Jury selection began on Wednesday for the trial of Philip Chism, 16, on charges of raping and murdering Colleen Ritzer, a popular math teacher known for her upbeat personality at a high school in Danvers, a town of 26,000 about 20 miles (32 km) north of Boston. Ritzer was 24.
Chism, who is being tried as an adult for the murder charge, has pleaded not guilty. His attorneys are expected to argue his brain was not mature enough to understand the consequences of his action.
Essex County Superior Court Judge David Lowy told the first panel of potential jurors that they could not find the defendant guilty of first-degree murder, which carries a mandatory charge of life in prison without parole, if he “lacked substantial capacity to appreciate the criminality of his conduct or the wrongfulness of his conduct.”

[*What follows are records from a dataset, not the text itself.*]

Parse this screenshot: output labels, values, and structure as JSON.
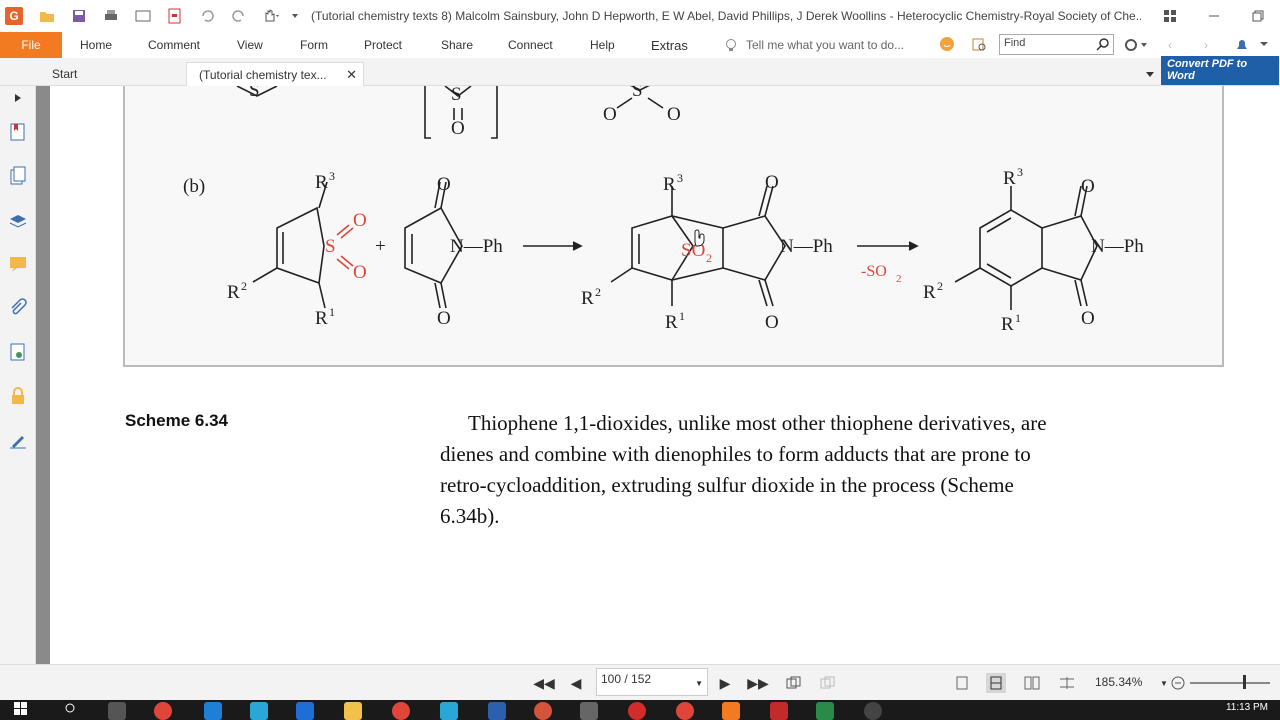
{
  "window": {
    "title": "(Tutorial chemistry texts 8) Malcolm Sainsbury, John D Hepworth, E W Abel, David Phillips, J Derek Woollins - Heterocyclic Chemistry-Royal Society of Che...",
    "app_logo": "G"
  },
  "menu": {
    "file": "File",
    "items": [
      "Home",
      "Comment",
      "View",
      "Form",
      "Protect",
      "Share",
      "Connect",
      "Help",
      "Extras"
    ],
    "tell_me": "Tell me what you want to do...",
    "find_placeholder": "Find"
  },
  "tabs": {
    "start": "Start",
    "doc": "(Tutorial chemistry tex...",
    "convert": "Convert PDF to Word"
  },
  "document": {
    "scheme_part": "(b)",
    "scheme_label": "Scheme 6.34",
    "paragraph_lines": [
      "Thiophene 1,1-dioxides, unlike most other thiophene derivatives, are",
      "dienes and combine with dienophiles to form adducts that are prone to",
      "retro-cycloaddition, extruding sulfur dioxide in the process (Scheme",
      "6.34b)."
    ],
    "chem": {
      "S": "S",
      "O": "O",
      "R1": "R",
      "R1_sup": "1",
      "R2": "R",
      "R2_sup": "2",
      "R3": "R",
      "R3_sup": "3",
      "plus": "+",
      "N_Ph": "N—Ph",
      "SO2": "SO",
      "SO2_sub": "2",
      "minus_SO2": "-SO",
      "minus_SO2_sub": "2"
    }
  },
  "statusbar": {
    "page": "100 / 152",
    "zoom": "185.34%"
  },
  "taskbar": {
    "clock": "11:13 PM"
  },
  "colors": {
    "accent": "#f27b21",
    "convert_blue": "#1f5fa8",
    "chem_red": "#e0453a"
  }
}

Prosecutors say that on Oct. 22, 2013, Chism, who was 14 at the time, was upset by a conversation he had with Ritzer, his algebra teacher. He followed her into the bathroom after school, cut her throat with a box cutter, and transported her body off campus in a recycling receptacle, prosecutors charge.
Ritzer’s body was found in nearby woods with a note reading, “I hate you all.”
The defendant, who was known as quiet and a talented soccer player, was described at the time as being under emotional strain after relocating to Danvers from Tennessee with his mother following his parents’ divorce.
Chism has also been charged as a juvenile for two counts of aggravated rape and armed robbery. Prosecutors say Chism took Ritzer’s credit card and used it to buy fast food and go to a movie at a nearby mall.
Prosecutors are expected to present surveillance video from Danvers High School showing Chism following Ritzer into the bathroom and leaving pulling the recycling barrel. Chism initially provided a taped confession, but the judge has barred its admission on the grounds that Chism wasn’t sufficiently aware of his rights and was pressured by police.
Jury selection is expected to take at least a week, with opening statements expected later in the month, according to prosecutors.
(Editing by Scott Malone, Doina Chiacu and Susan Heavey)